Physicists Put "Backspin" on Laser Light

Like a pool shark developing trick shots, scientists are always finding ways to bend the rules. Now, physicists from the Shanghai Institute of Optics and Fine Mechanics (SIOM), part of the Chinese Academy of Sciences, have demonstrated a technique that lets them change the dynamics of reflection. By using an intense vortex beam—a special arrangement of photons superimposed on one another to create a rotating, hollow "tube" of light—the researchers coaxed the reflected beam out of the plane of incidence, a rather extraordinary trick. Their work is slated to appear soon in the American Physical Society's journal Physical Review Letters.

Ghostly 4th Neutrino Most Likely Doesn't Exist

An international team of researchers from the IceCube Neutrino Observatory just announced with 99% certainty that a proposed particle called a sterile neutrino doesn’t exist.

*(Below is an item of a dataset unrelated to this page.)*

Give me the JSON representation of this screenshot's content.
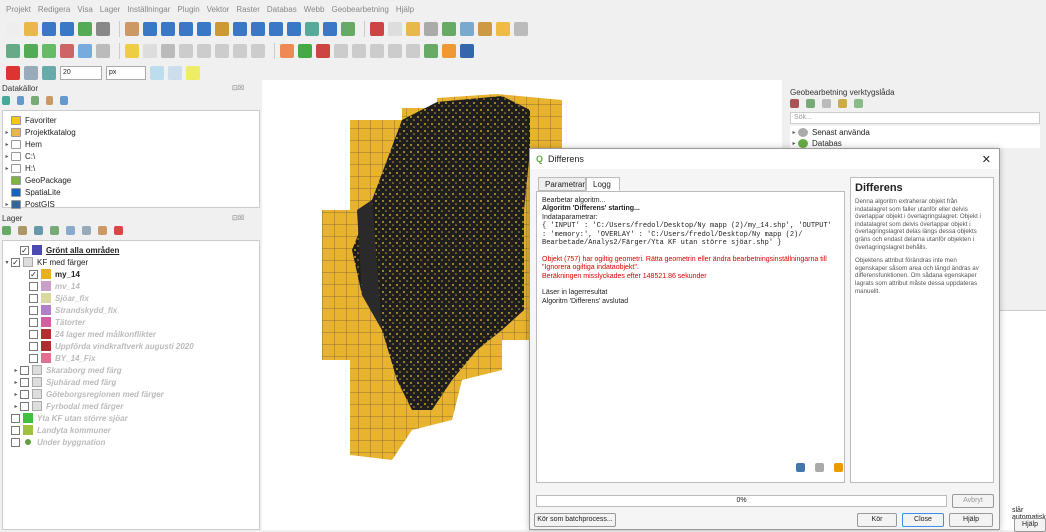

Why is the fact that something doesn’t exist big news? This ghost particle may have helped explain several mysteries of the universe, such as the origin of dark matter and why matter exists at all.

On Propelling Swarms of Underwater Robots

Underwater construction, salvage, rescue, and scientific exploration can be dangerous, difficult tasks even for highly trained individuals. They can also be expensive. Enter the underwater robot. Controlled by remote or autonomously, robots explore volcanoes under the surface of the ocean, install sensors on the sea floor, search for the wreckage of missing planes like Air France Flight 447, collect military intelligence, and map the seafloor for oil and gas companies, and they do it all without threat to human life.